== Segment start ==

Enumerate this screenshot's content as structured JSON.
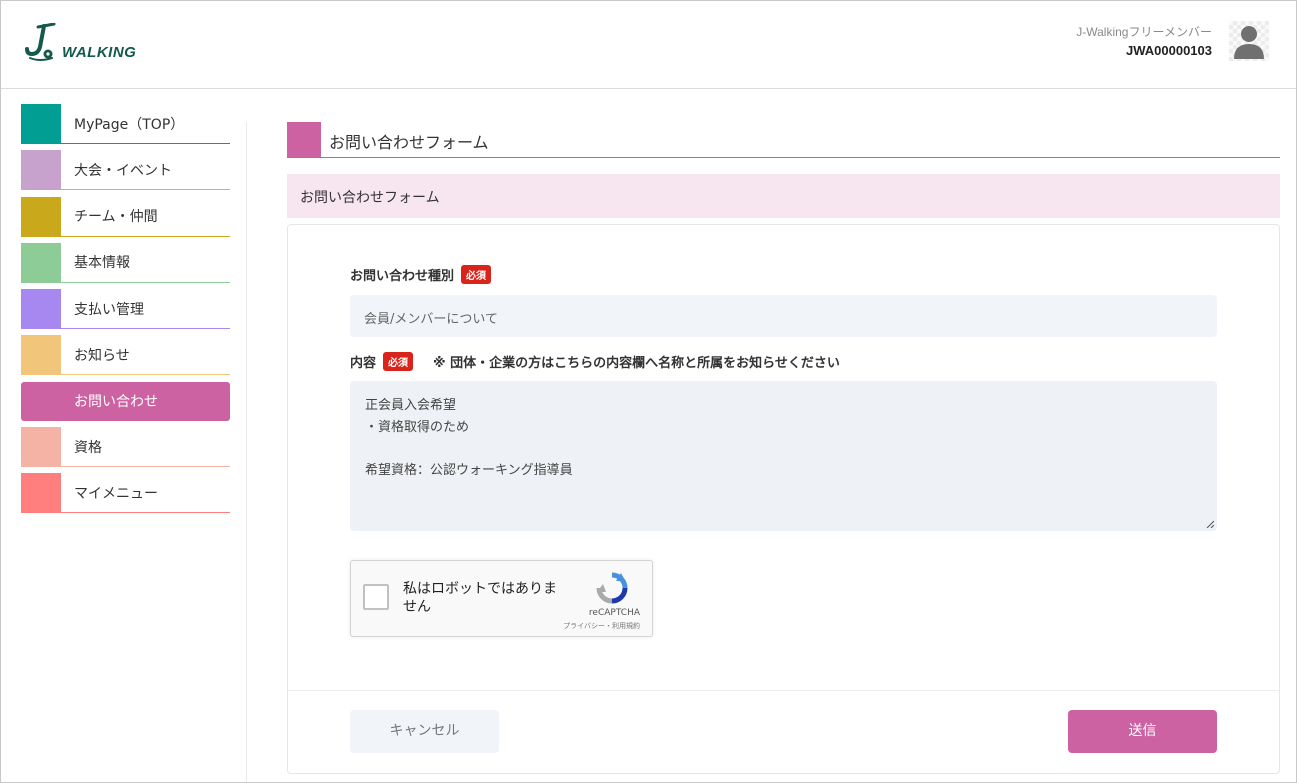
{
  "header": {
    "logo_text": "WALKING",
    "user_name": "J-Walkingフリーメンバー",
    "user_id": "JWA00000103"
  },
  "colors": {
    "brand_green": "#15594c",
    "accent_pink": "#cc62a2",
    "required_red": "#d9241b"
  },
  "sidebar": {
    "items": [
      {
        "label": "MyPage（TOP）",
        "color": "#009e93",
        "active": false
      },
      {
        "label": "大会・イベント",
        "color": "#c7a2cc",
        "active": false
      },
      {
        "label": "チーム・仲間",
        "color": "#c9a81b",
        "active": false
      },
      {
        "label": "基本情報",
        "color": "#8ecc97",
        "active": false
      },
      {
        "label": "支払い管理",
        "color": "#a688f0",
        "active": false
      },
      {
        "label": "お知らせ",
        "color": "#f1c57a",
        "active": false
      },
      {
        "label": "お問い合わせ",
        "color": "#cc62a2",
        "active": true
      },
      {
        "label": "資格",
        "color": "#f5b3a6",
        "active": false
      },
      {
        "label": "マイメニュー",
        "color": "#ff7f7f",
        "active": false
      }
    ]
  },
  "main": {
    "page_title": "お問い合わせフォーム",
    "banner_title": "お問い合わせフォーム",
    "form": {
      "type_label": "お問い合わせ種別",
      "required_badge": "必須",
      "type_value": "会員/メンバーについて",
      "content_label": "内容",
      "content_note": "※ 団体・企業の方はこちらの内容欄へ名称と所属をお知らせください",
      "content_lines": [
        "正会員入会希望",
        "・資格取得のため",
        "",
        "希望資格：公認ウォーキング指導員"
      ]
    },
    "recaptcha": {
      "label": "私はロボットではありません",
      "brand": "reCAPTCHA",
      "links": "プライバシー・利用規約"
    },
    "buttons": {
      "cancel": "キャンセル",
      "submit": "送信"
    }
  }
}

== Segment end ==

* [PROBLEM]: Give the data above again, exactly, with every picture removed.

* [RESPONSE]:
Enumerate this screenshot's content as structured JSON.
{
  "header": {
    "logo_text": "WALKING",
    "user_name": "J-Walkingフリーメンバー",
    "user_id": "JWA00000103"
  },
  "colors": {
    "brand_green": "#15594c",
    "accent_pink": "#cc62a2",
    "required_red": "#d9241b"
  },
  "sidebar": {
    "items": [
      {
        "label": "MyPage（TOP）",
        "color": "#009e93",
        "active": false
      },
      {
        "label": "大会・イベント",
        "color": "#c7a2cc",
        "active": false
      },
      {
        "label": "チーム・仲間",
        "color": "#c9a81b",
        "active": false
      },
      {
        "label": "基本情報",
        "color": "#8ecc97",
        "active": false
      },
      {
        "label": "支払い管理",
        "color": "#a688f0",
        "active": false
      },
      {
        "label": "お知らせ",
        "color": "#f1c57a",
        "active": false
      },
      {
        "label": "お問い合わせ",
        "color": "#cc62a2",
        "active": true
      },
      {
        "label": "資格",
        "color": "#f5b3a6",
        "active": false
      },
      {
        "label": "マイメニュー",
        "color": "#ff7f7f",
        "active": false
      }
    ]
  },
  "main": {
    "page_title": "お問い合わせフォーム",
    "banner_title": "お問い合わせフォーム",
    "form": {
      "type_label": "お問い合わせ種別",
      "required_badge": "必須",
      "type_value": "会員/メンバーについて",
      "content_label": "内容",
      "content_note": "※ 団体・企業の方はこちらの内容欄へ名称と所属をお知らせください",
      "content_lines": [
        "正会員入会希望",
        "・資格取得のため",
        "",
        "希望資格：公認ウォーキング指導員"
      ]
    },
    "recaptcha": {
      "label": "私はロボットではありません",
      "brand": "reCAPTCHA",
      "links": "プライバシー・利用規約"
    },
    "buttons": {
      "cancel": "キャンセル",
      "submit": "送信"
    }
  }
}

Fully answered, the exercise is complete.